(Interface dataset entries)
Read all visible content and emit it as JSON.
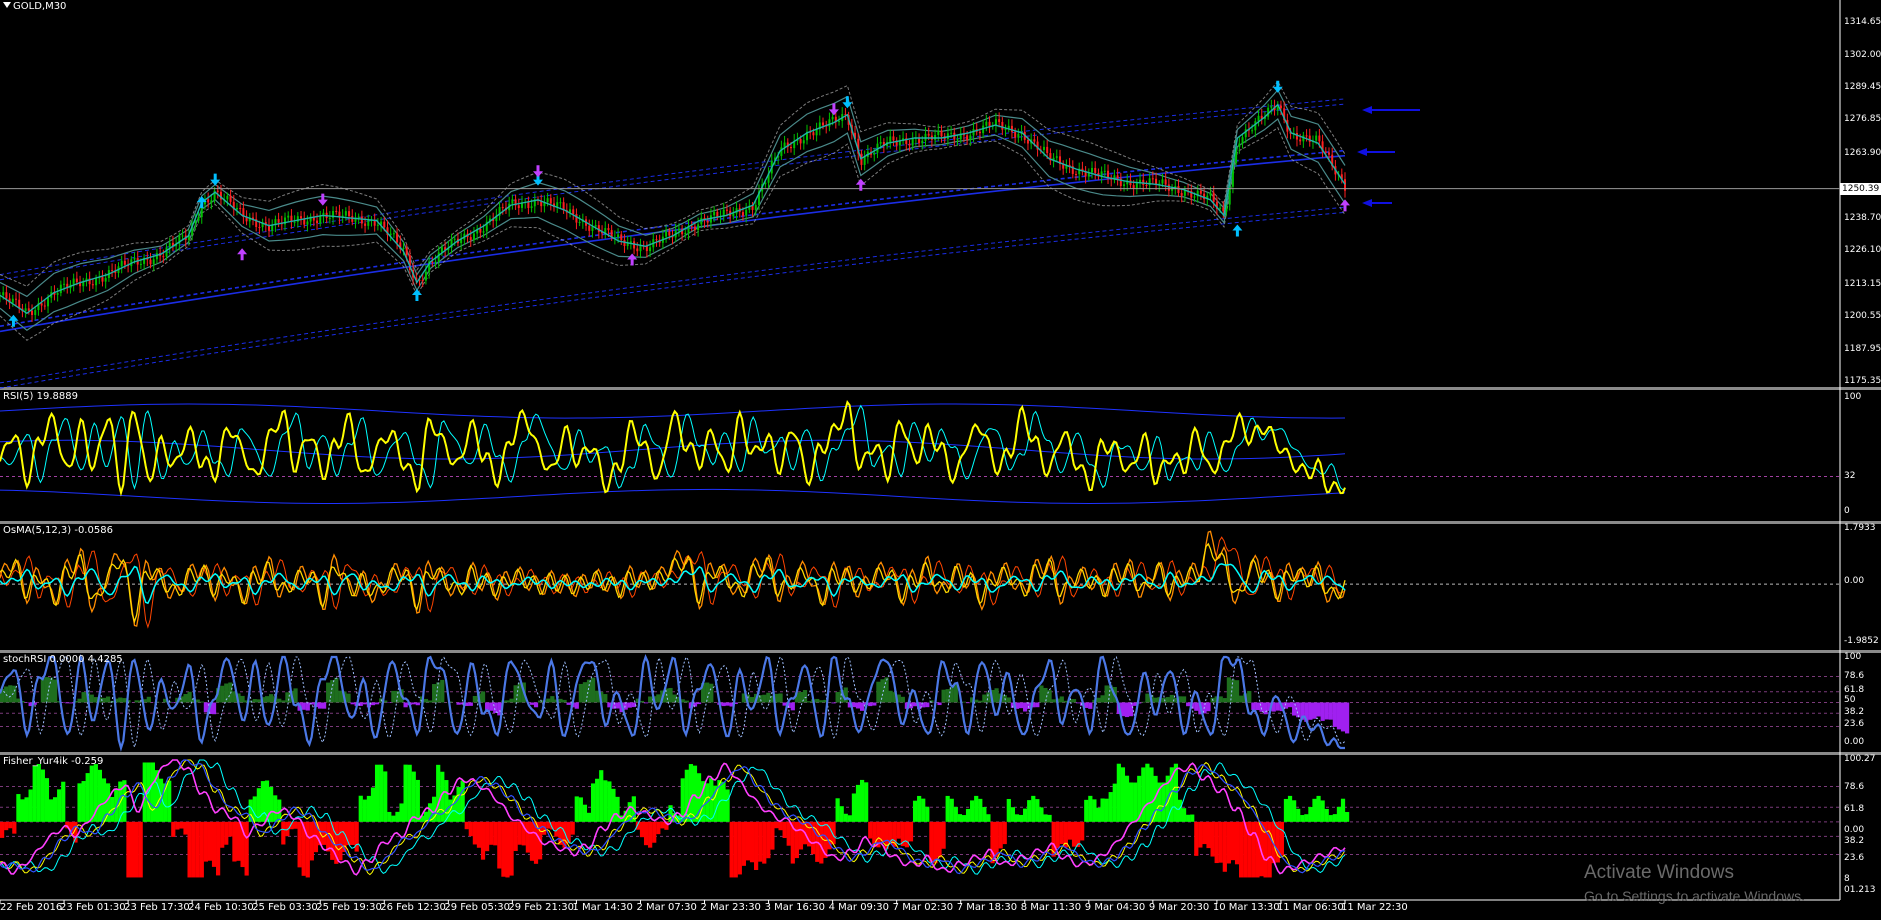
{
  "symbol_label": "GOLD,M30",
  "price_now_label": "1250.39",
  "watermark": {
    "line1": "Activate Windows",
    "line2": "Go to Settings to activate Windows."
  },
  "icons": {
    "symbol_menu": "triangle-down-icon",
    "arrow_up": "arrow-up-icon",
    "arrow_down": "arrow-down-icon",
    "blue_pointer": "arrow-left-icon"
  },
  "colors": {
    "background": "#000000",
    "candle_up": "#00c000",
    "candle_down": "#ff2020",
    "rsi_line": "#ffff00",
    "signal_cyan": "#00ffff",
    "band_blue": "#1e32ff",
    "stoch_line": "#4b78e6",
    "stoch_hist_up": "#1e6e1e",
    "stoch_hist_down": "#a020f0",
    "fisher_hist_up": "#00ff00",
    "fisher_hist_down": "#ff0000",
    "osma_orange": "#ff8c00",
    "arrow_cyan": "#00bfff",
    "arrow_purple": "#c040ff"
  },
  "chart_data": [
    {
      "type": "candlestick",
      "name": "GOLD,M30",
      "ylim": [
        1175.35,
        1322
      ],
      "y_ticks": [
        "1314.65",
        "1302.00",
        "1289.45",
        "1276.85",
        "1263.90",
        "1250.39",
        "1238.70",
        "1226.10",
        "1213.15",
        "1200.55",
        "1187.95",
        "1175.35"
      ],
      "x_ticks": [
        "22 Feb 2016",
        "23 Feb 01:30",
        "23 Feb 17:30",
        "24 Feb 10:30",
        "25 Feb 03:30",
        "25 Feb 19:30",
        "26 Feb 12:30",
        "29 Feb 05:30",
        "29 Feb 21:30",
        "1 Mar 14:30",
        "2 Mar 07:30",
        "2 Mar 23:30",
        "3 Mar 16:30",
        "4 Mar 09:30",
        "7 Mar 02:30",
        "7 Mar 18:30",
        "8 Mar 11:30",
        "9 Mar 04:30",
        "9 Mar 20:30",
        "10 Mar 13:30",
        "11 Mar 06:30",
        "11 Mar 22:30"
      ],
      "close_path": [
        [
          0,
          1209
        ],
        [
          2,
          1202
        ],
        [
          4,
          1210
        ],
        [
          6,
          1214
        ],
        [
          8,
          1217
        ],
        [
          10,
          1222
        ],
        [
          12,
          1225
        ],
        [
          14,
          1232
        ],
        [
          15,
          1245
        ],
        [
          16,
          1249
        ],
        [
          18,
          1240
        ],
        [
          20,
          1236
        ],
        [
          22,
          1238
        ],
        [
          24,
          1240
        ],
        [
          26,
          1239
        ],
        [
          28,
          1238
        ],
        [
          30,
          1226
        ],
        [
          31,
          1214
        ],
        [
          32,
          1222
        ],
        [
          34,
          1230
        ],
        [
          36,
          1236
        ],
        [
          38,
          1244
        ],
        [
          40,
          1246
        ],
        [
          42,
          1242
        ],
        [
          44,
          1236
        ],
        [
          46,
          1230
        ],
        [
          48,
          1228
        ],
        [
          50,
          1232
        ],
        [
          52,
          1238
        ],
        [
          54,
          1240
        ],
        [
          56,
          1244
        ],
        [
          58,
          1265
        ],
        [
          60,
          1272
        ],
        [
          62,
          1276
        ],
        [
          63,
          1279
        ],
        [
          64,
          1262
        ],
        [
          66,
          1268
        ],
        [
          68,
          1270
        ],
        [
          70,
          1270
        ],
        [
          72,
          1272
        ],
        [
          74,
          1275
        ],
        [
          76,
          1272
        ],
        [
          78,
          1262
        ],
        [
          80,
          1258
        ],
        [
          82,
          1255
        ],
        [
          84,
          1253
        ],
        [
          86,
          1252
        ],
        [
          88,
          1250
        ],
        [
          90,
          1246
        ],
        [
          91,
          1240
        ],
        [
          92,
          1270
        ],
        [
          94,
          1278
        ],
        [
          95,
          1283
        ],
        [
          96,
          1272
        ],
        [
          98,
          1268
        ],
        [
          99,
          1260
        ],
        [
          100,
          1252
        ]
      ],
      "up_arrows": [
        [
          1,
          1203
        ],
        [
          15,
          1249
        ],
        [
          31,
          1213
        ],
        [
          92,
          1238
        ]
      ],
      "down_arrows": [
        [
          16,
          1250
        ],
        [
          40,
          1250
        ],
        [
          63,
          1280
        ],
        [
          95,
          1286
        ]
      ],
      "purple_up": [
        [
          18,
          1228
        ],
        [
          47,
          1226
        ],
        [
          64,
          1255
        ],
        [
          100,
          1247
        ]
      ],
      "purple_down": [
        [
          24,
          1243
        ],
        [
          40,
          1254
        ],
        [
          62,
          1278
        ]
      ]
    },
    {
      "type": "line",
      "name": "RSI(5)",
      "label": "RSI(5) 19.8889",
      "ylim": [
        0,
        100
      ],
      "y_ticks": [
        "100",
        "32",
        "0"
      ],
      "levels": [
        32
      ],
      "series": [
        {
          "values": [
            45,
            70,
            30,
            65,
            80,
            35,
            75,
            40,
            85,
            25,
            90,
            30,
            60,
            40,
            70,
            45,
            35,
            75,
            55,
            30,
            65,
            85,
            40,
            70,
            35,
            60,
            80,
            30,
            55,
            70,
            45,
            25,
            80,
            60,
            40,
            75,
            50,
            30,
            65,
            85,
            55,
            35,
            70,
            45,
            60,
            25,
            40,
            75,
            55,
            30,
            85,
            60,
            45,
            70,
            35,
            80,
            50,
            65,
            40,
            75,
            30,
            55,
            70,
            90,
            40,
            60,
            35,
            80,
            45,
            70,
            55,
            30,
            65,
            75,
            40,
            50,
            85,
            60,
            35,
            70,
            45,
            25,
            60,
            55,
            35,
            65,
            30,
            50,
            40,
            70,
            35,
            55,
            80,
            65,
            75,
            60,
            45,
            35,
            40,
            20,
            25
          ]
        }
      ]
    },
    {
      "type": "line",
      "name": "OsMA(5,12,3)",
      "label": "OsMA(5,12,3) -0.0586",
      "ylim": [
        -1.9852,
        1.7933
      ],
      "y_ticks": [
        "1.7933",
        "0.00",
        "-1.9852"
      ],
      "levels": [
        0
      ],
      "series": [
        {
          "values": [
            0.2,
            0.8,
            -0.3,
            0.4,
            -0.6,
            0.5,
            0.9,
            -0.8,
            0.3,
            1.1,
            -1.2,
            0.6,
            0.2,
            -0.4,
            0.3,
            0.5,
            -0.2,
            0.4,
            -0.5,
            0.3,
            0.6,
            -0.3,
            0.2,
            0.4,
            -0.6,
            0.8,
            -0.2,
            0.1,
            -0.4,
            0.3,
            0.5,
            -0.7,
            0.6,
            0.2,
            -0.3,
            0.4,
            0.1,
            -0.2,
            0.3,
            0.2,
            -0.1,
            0.1,
            0.0,
            -0.1,
            0.2,
            0.1,
            -0.2,
            0.3,
            0.1,
            0.2,
            0.7,
            1.0,
            -0.5,
            0.6,
            0.3,
            -0.4,
            0.5,
            0.8,
            -0.3,
            0.2,
            0.5,
            -0.6,
            0.4,
            0.3,
            -0.2,
            0.3,
            0.5,
            -0.4,
            0.2,
            0.6,
            -0.3,
            0.4,
            0.2,
            -0.5,
            0.3,
            0.4,
            -0.3,
            0.5,
            0.7,
            -0.4,
            0.3,
            0.2,
            -0.2,
            0.4,
            0.5,
            -0.3,
            0.6,
            -0.2,
            0.3,
            0.4,
            1.5,
            0.9,
            -0.6,
            0.7,
            0.4,
            -0.3,
            0.5,
            0.2,
            0.4,
            -0.5,
            -0.06
          ]
        }
      ]
    },
    {
      "type": "line",
      "name": "stochRSI",
      "label": "stochRSI 0.0000 4.4285",
      "ylim": [
        0,
        100
      ],
      "y_ticks": [
        "100",
        "78.6",
        "61.8",
        "50",
        "38.2",
        "23.6",
        "0.00"
      ],
      "levels": [
        78.6,
        61.8,
        50,
        38.2,
        23.6
      ],
      "series": [
        {
          "values": [
            60,
            90,
            20,
            80,
            100,
            10,
            95,
            30,
            100,
            5,
            100,
            20,
            70,
            40,
            90,
            10,
            60,
            100,
            30,
            90,
            20,
            100,
            50,
            10,
            80,
            100,
            30,
            70,
            10,
            95,
            60,
            20,
            100,
            80,
            10,
            90,
            40,
            20,
            100,
            60,
            30,
            90,
            10,
            80,
            100,
            30,
            60,
            10,
            95,
            40,
            100,
            20,
            70,
            90,
            10,
            80,
            40,
            100,
            20,
            60,
            90,
            10,
            100,
            50,
            20,
            80,
            100,
            30,
            60,
            10,
            90,
            70,
            20,
            100,
            40,
            80,
            10,
            60,
            95,
            30,
            70,
            20,
            100,
            50,
            10,
            80,
            40,
            90,
            20,
            60,
            10,
            100,
            95,
            40,
            20,
            60,
            10,
            30,
            20,
            5,
            0
          ]
        }
      ]
    },
    {
      "type": "line",
      "name": "Fisher_Yur4ik",
      "label": "Fisher_Yur4ik -0.259",
      "ylim": [
        -10,
        100
      ],
      "y_ticks": [
        "100.27",
        "78.6",
        "61.8",
        "0.00",
        "38.2",
        "23.6",
        "8",
        "01.213"
      ],
      "levels": [
        78.6,
        61.8,
        50,
        38.2,
        23.6
      ],
      "series": [
        {
          "values": [
            15,
            10,
            20,
            35,
            45,
            40,
            55,
            70,
            80,
            60,
            85,
            100,
            95,
            75,
            60,
            55,
            40,
            50,
            60,
            55,
            40,
            30,
            20,
            10,
            20,
            35,
            40,
            55,
            60,
            75,
            85,
            80,
            70,
            55,
            45,
            35,
            30,
            25,
            30,
            45,
            55,
            60,
            55,
            50,
            55,
            70,
            85,
            95,
            80,
            65,
            55,
            50,
            40,
            30,
            20,
            25,
            35,
            30,
            20,
            15,
            20,
            10,
            15,
            20,
            25,
            15,
            20,
            25,
            30,
            20,
            15,
            20,
            30,
            45,
            60,
            75,
            90,
            95,
            85,
            75,
            60,
            40,
            20,
            10,
            15,
            20,
            25,
            30
          ]
        }
      ]
    }
  ]
}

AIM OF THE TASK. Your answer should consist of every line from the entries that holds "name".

ANSWER.
      "name": "GOLD,M30",
      "name": "RSI(5)",
      "name": "OsMA(5,12,3)",
      "name": "stochRSI",
      "name": "Fisher_Yur4ik",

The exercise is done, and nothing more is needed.